* What the task requires:
Could you output every record below exactly, leaving out the pictures?

======== Provided data

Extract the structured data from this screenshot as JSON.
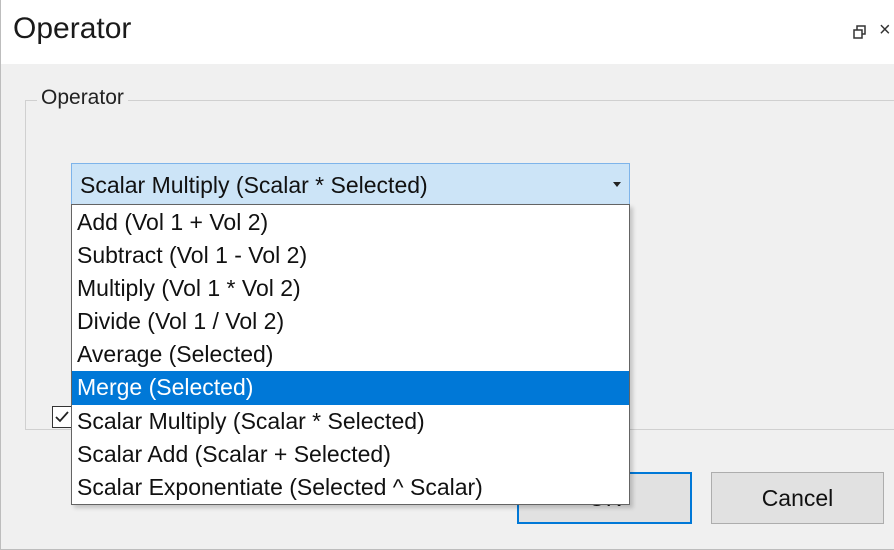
{
  "window": {
    "title": "Operator",
    "restore_icon": "restore-icon",
    "close_icon": "close-icon",
    "close_glyph": "×"
  },
  "operator_group": {
    "label": "Operator",
    "combo": {
      "selected_value": "Scalar Multiply (Scalar * Selected)",
      "expanded": true,
      "highlighted_option": "Merge (Selected)",
      "options": [
        "Add (Vol 1 + Vol 2)",
        "Subtract (Vol 1 - Vol 2)",
        "Multiply (Vol 1 * Vol 2)",
        "Divide (Vol 1 / Vol 2)",
        "Average (Selected)",
        "Merge (Selected)",
        "Scalar Multiply (Scalar * Selected)",
        "Scalar Add (Scalar + Selected)",
        "Scalar Exponentiate (Selected ^ Scalar)"
      ]
    },
    "checkbox": {
      "checked": true
    }
  },
  "buttons": {
    "ok_label": "OK",
    "cancel_label": "Cancel"
  },
  "colors": {
    "highlight": "#0078d7",
    "combo_focus_bg": "#cce4f7",
    "combo_focus_border": "#7eb4ea",
    "window_bg": "#f0f0f0"
  }
}
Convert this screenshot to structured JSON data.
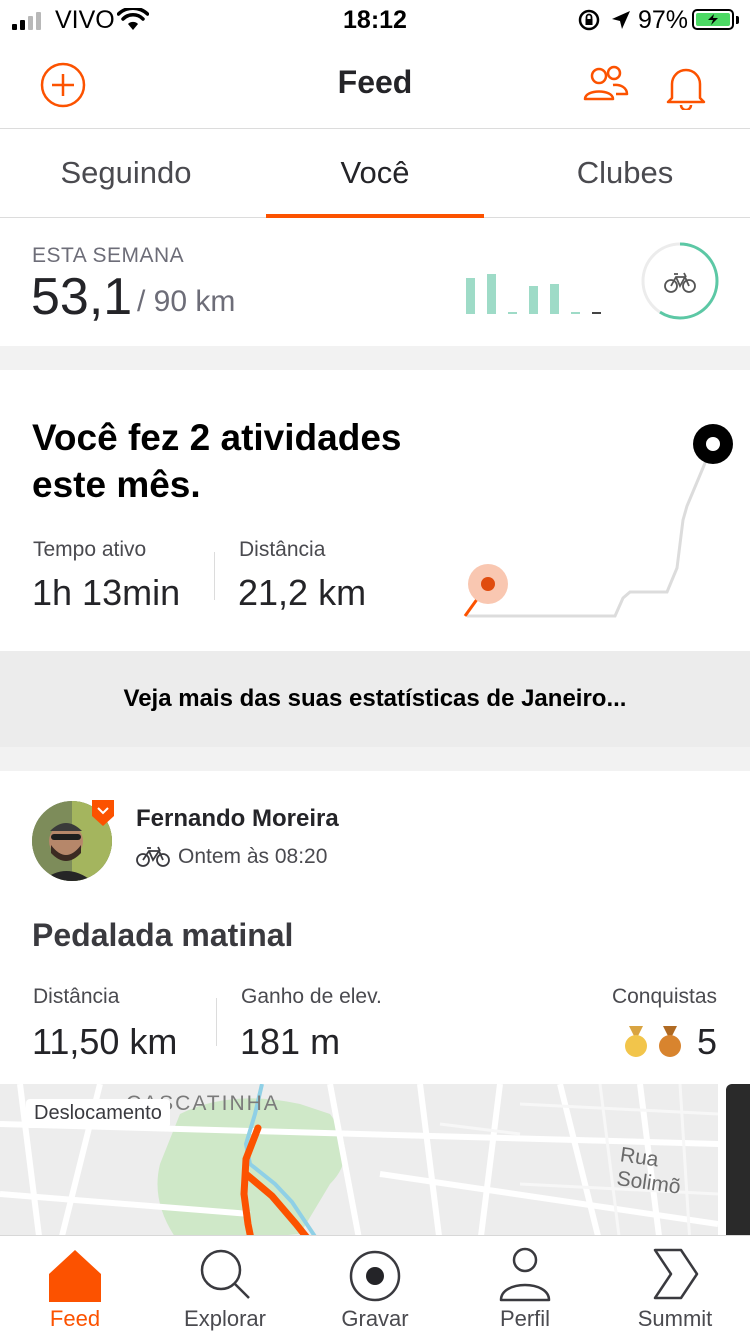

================

* Written response:
Extract the structured data from this screenshot as JSON.
{
  "window": {
    "title": "Operator",
    "restore_icon": "restore-icon",
    "close_icon": "close-icon",
    "close_glyph": "×"
  },
  "operator_group": {
    "label": "Operator",
    "combo": {
      "selected_value": "Scalar Multiply (Scalar * Selected)",
      "expanded": true,
      "highlighted_option": "Merge (Selected)",
      "options": [
        "Add (Vol 1 + Vol 2)",
        "Subtract (Vol 1 - Vol 2)",
        "Multiply (Vol 1 * Vol 2)",
        "Divide (Vol 1 / Vol 2)",
        "Average (Selected)",
        "Merge (Selected)",
        "Scalar Multiply (Scalar * Selected)",
        "Scalar Add (Scalar + Selected)",
        "Scalar Exponentiate (Selected ^ Scalar)"
      ]
    },
    "checkbox": {
      "checked": true
    }
  },
  "buttons": {
    "ok_label": "OK",
    "cancel_label": "Cancel"
  },
  "colors": {
    "highlight": "#0078d7",
    "combo_focus_bg": "#cce4f7",
    "combo_focus_border": "#7eb4ea",
    "window_bg": "#f0f0f0"
  }
}
Convert this screenshot to structured JSON data.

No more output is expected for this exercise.